Behind the plate, Swihart continues to improve every year. He has plenty of athleticism and reflexes, and while his arm strength isn’t élite he puts himself into position to make throws quickly. If he needed to change positions he could handle a corner outfield position or perhaps even second or third base, but the bat profiles much better at catcher and with his improvement and natural talent he could be an everyday player in a few years.
|8||Trey Ball||LHP||L/L||6-6 / 190|
|Ball is still very much a work in progress and almost entirely projection, but there’s a reason that the Red Sox scooped him up with the No. 7 pick in last June’s draft. Ball’s fastball sits 89-91, but will touch 94 and there’s plenty of room for more thanks to his arm strength and a body that screams “there’s more here.” Right now his secondary pitches are very inconsistent; his best off-speed pitch is his change (which is also the pitch he has the most feel for), which has inconsistent arm speed but plus-plus movement and has a chance to be an out-pitch in time. He also throws a curve in the low 70′s that will occasionally have big break but inconsistent depth and is too easy to pick up on the bat at this time. He repeats his low-effort delivery well, and there are no red flags in his arm action right now.
I liked Ball more as a hitter coming out of the draft, but the Red Sox know what they’re doing (appeal to authority argument? Perhaps.) and that’s a potential fallback. On the mound though, Ball is a potential No. 3, maybe higher if the breaking-ball improves significantly.
|9||Anthony Ranaudo||RHP||R/R||6-7 / 230|
And three more:
Brian Johnson / LHP — Four average pitches and solid command have Johnson looking like a potential fast-track No. 4 starter.
Jon Denney / C — Denney has big time power from the right side, though it remains to be seen whether or not he can stick behind the plate.
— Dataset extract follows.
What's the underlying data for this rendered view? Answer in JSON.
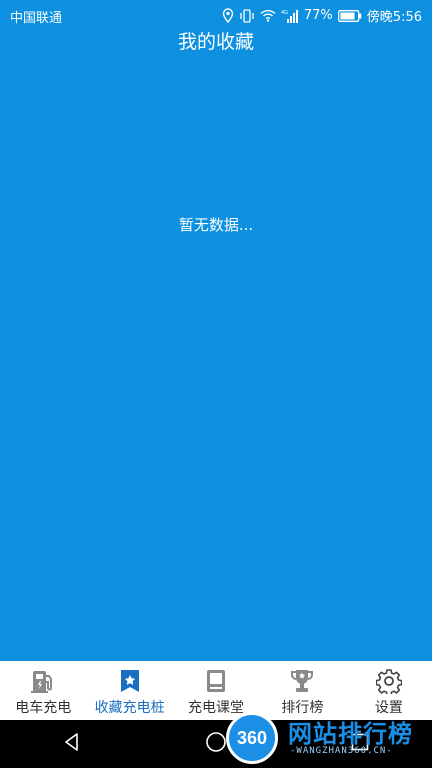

Wendell Rijo / 2B — Rijo has impressive bat speed and contact skills, and has a chance to be a plus defender at second base.